Saturday, June 28, 2014
The Scarlet Letter
The Scarlet Letter
© 1850 Nathaniel Hawthorne
In 18th century Boston, a young woman stands upon the gallows in the center of town, facing down the contempt of the assembled mob. Having broken the laws of her adopted Puritan home, Hester Prynn must endure its punishment for her crime: lifelong ignominy. Having conceived a child out of wedlock – and with a man not her absent husband – she will wear forever on her breast the prominent letter “A”. The Scarlet Letter is a story of morality, persecution, and redemption; an American classic whose readability belies its status as a classroom staple.
Though Nathaniel Hawthorne was writing in a setting a century before his, and including historic personalities like John Winthrope, The Scarlet Letter is less a gritty historical tale and more a legend – and, like all good myths, one with a point. Its heroine is a legend in her own time, a woman whose morality could not be contained by her community. Judged a sinner, Prynn accepts the verdict of her community, knowing she has broken its rules. She wears the scarlet letter with quiet dignity, but her own skills as a seamstress and moral center give her a strength that carries her through the years, despite being an outcast. She does not run away from her moral imperfections, nor their consequences, but embraces it, making her life’s work the support of the poor and infirm -- combating passion with selflessness. Though she bears the titular mark of indiscretion, the piece’s true sinners are her husband and the local minister, both with secrets. The husband arrived in town just in time to see his near-abandoned wife on the scaffold. Perhaps it’s the months spent imprisoned by Indians, but hubby dear is a decidedly nasty sort who decides to adopt the false name Roger Chillingworth, and give himself the quest of finding out who cuckolded him and then destroying the man. The Reverend John Dimmsdale, who – as you might guess is the third part of this little love triangle -- is equally responsible for Hester’s sin, but cowers from accepting it, fearful of the consequences. Though he professes an admirable concern for his congregation's welfare, his and Chillingsworth’s actions through the piece most decidedly are not, and by its end all actions have found their inevitable fruit. Prynn is redeemed, and the others…well, not so much.

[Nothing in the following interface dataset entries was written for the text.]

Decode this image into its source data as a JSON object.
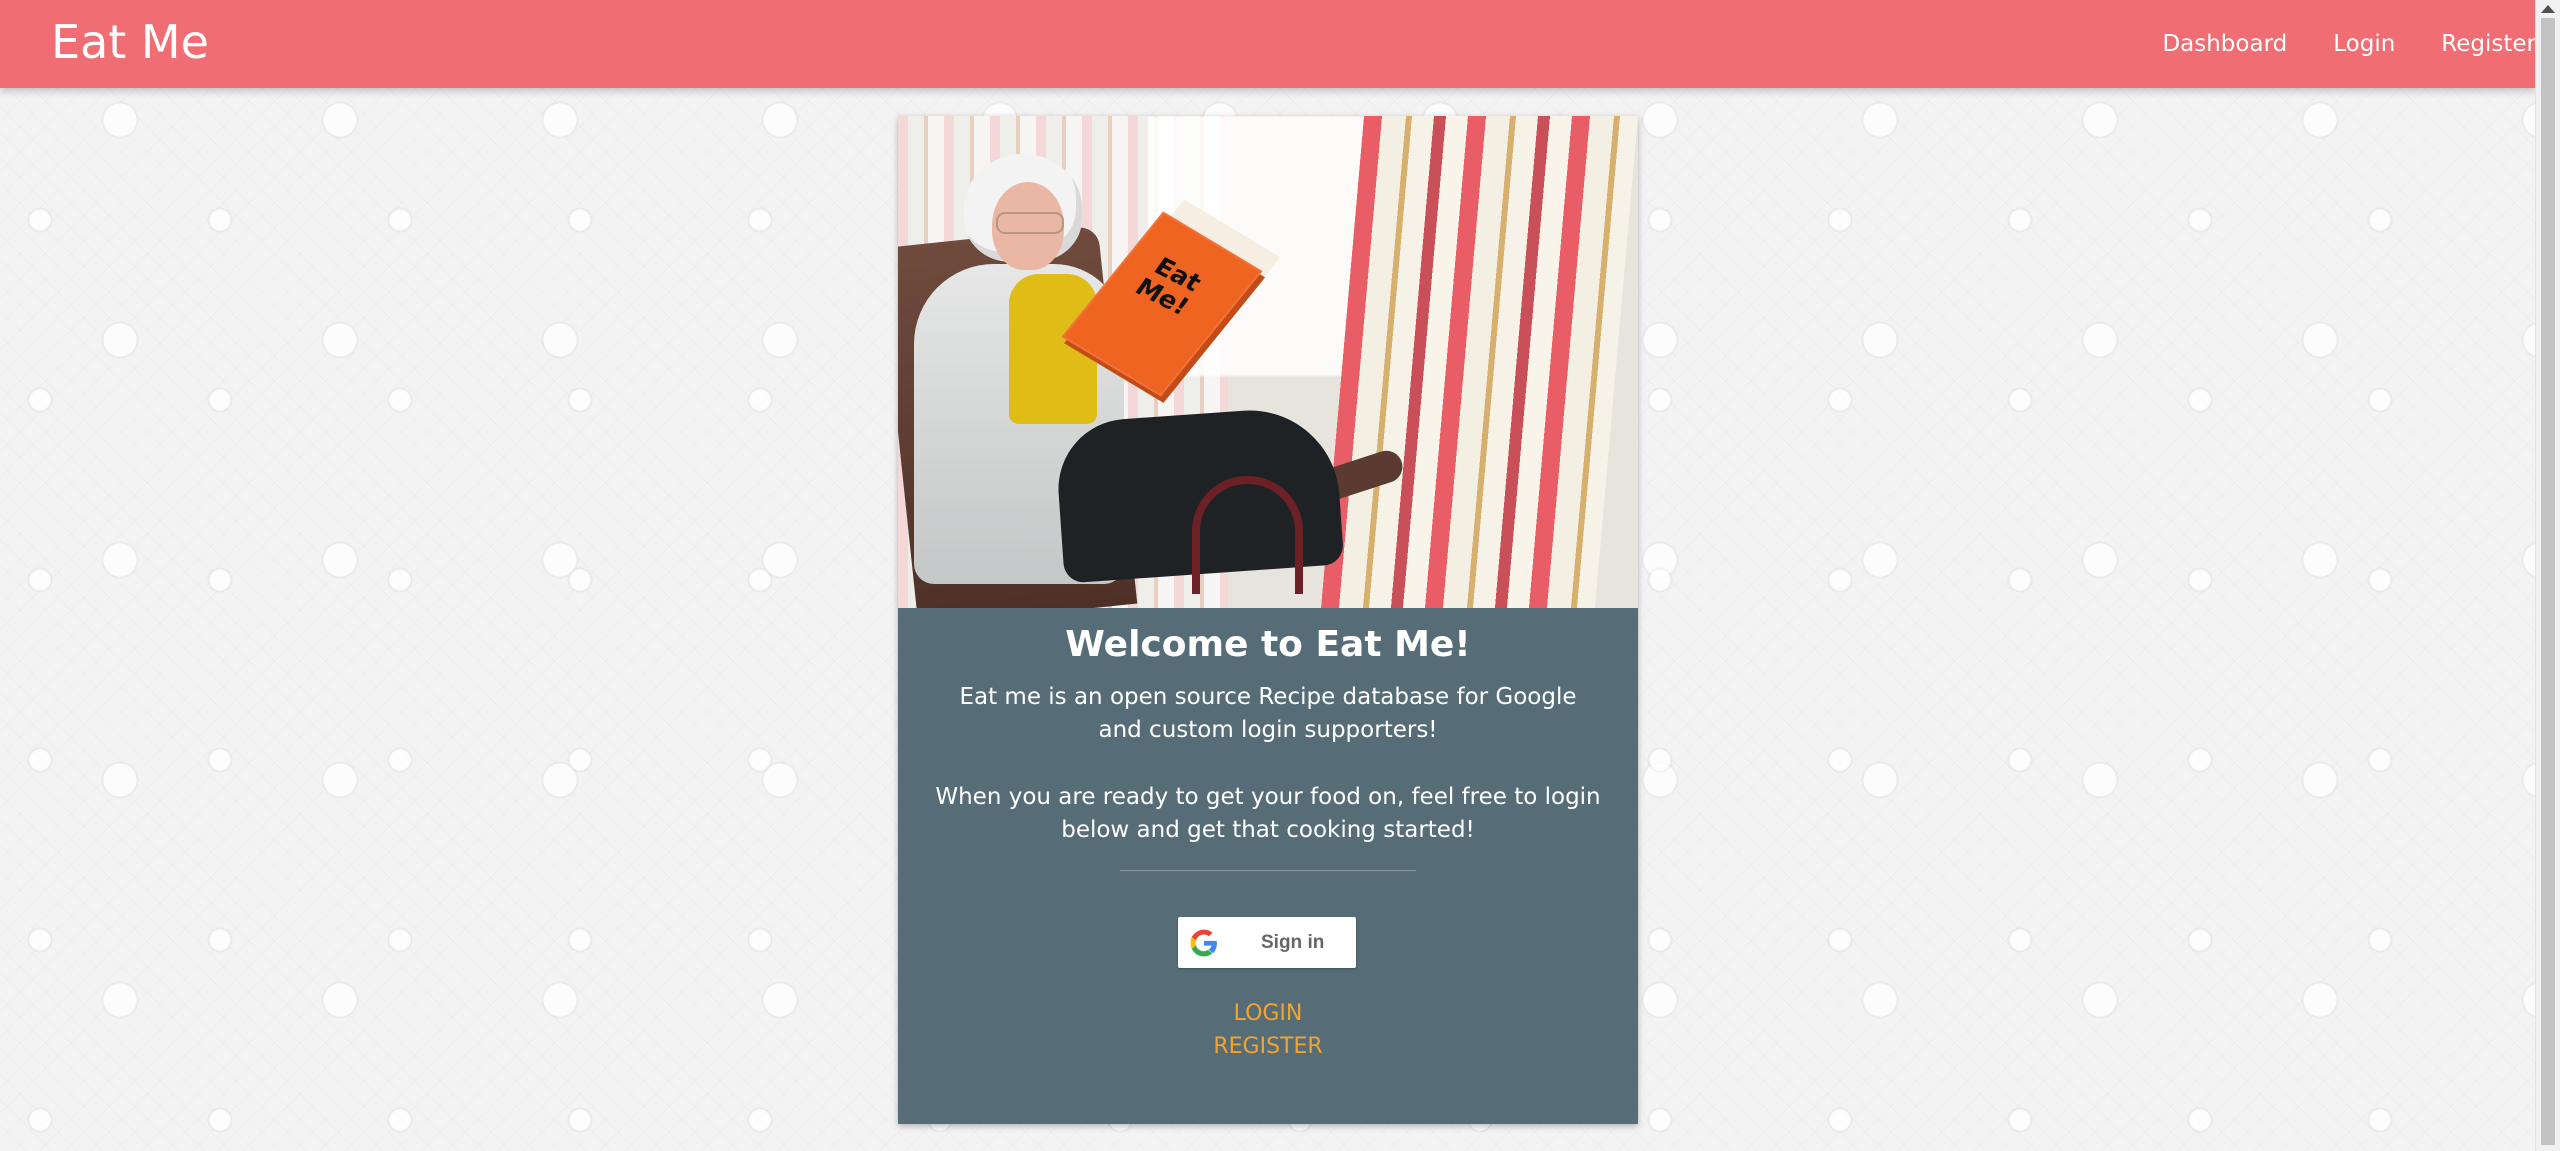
{
  "nav": {
    "brand": "Eat Me",
    "items": [
      {
        "label": "Dashboard"
      },
      {
        "label": "Login"
      },
      {
        "label": "Register"
      }
    ]
  },
  "hero": {
    "book_title": "Eat\nMe!"
  },
  "card": {
    "title": "Welcome to Eat Me!",
    "description": "Eat me is an open source Recipe database for Google and custom login supporters!",
    "message": "When you are ready to get your food on, feel free to login below and get that cooking started!",
    "google_button": "Sign in",
    "login_link": "LOGIN",
    "register_link": "REGISTER"
  },
  "colors": {
    "accent": "#ef6d73",
    "card": "#566d77",
    "link": "#f1a42f"
  }
}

I expected dreariness of a novel set in the Puritan world, but Hawthorne's characters are highly spirited, especially Prynn and her little daughter, Pearl. Hawthorne writes in clear condemnation of the Puritans' severity, though it is doubtful that he condemns their morality in general considering Prynn's decision to live in a spirit of penitence thereafter. Although the dialogue is purposely stilted (the Puritans seeming to take the KJV bible as their guide in speech), this is a novel filled with passion that roars along, with moral arguments along for the ride. The Scarlet Letter is quite laudable.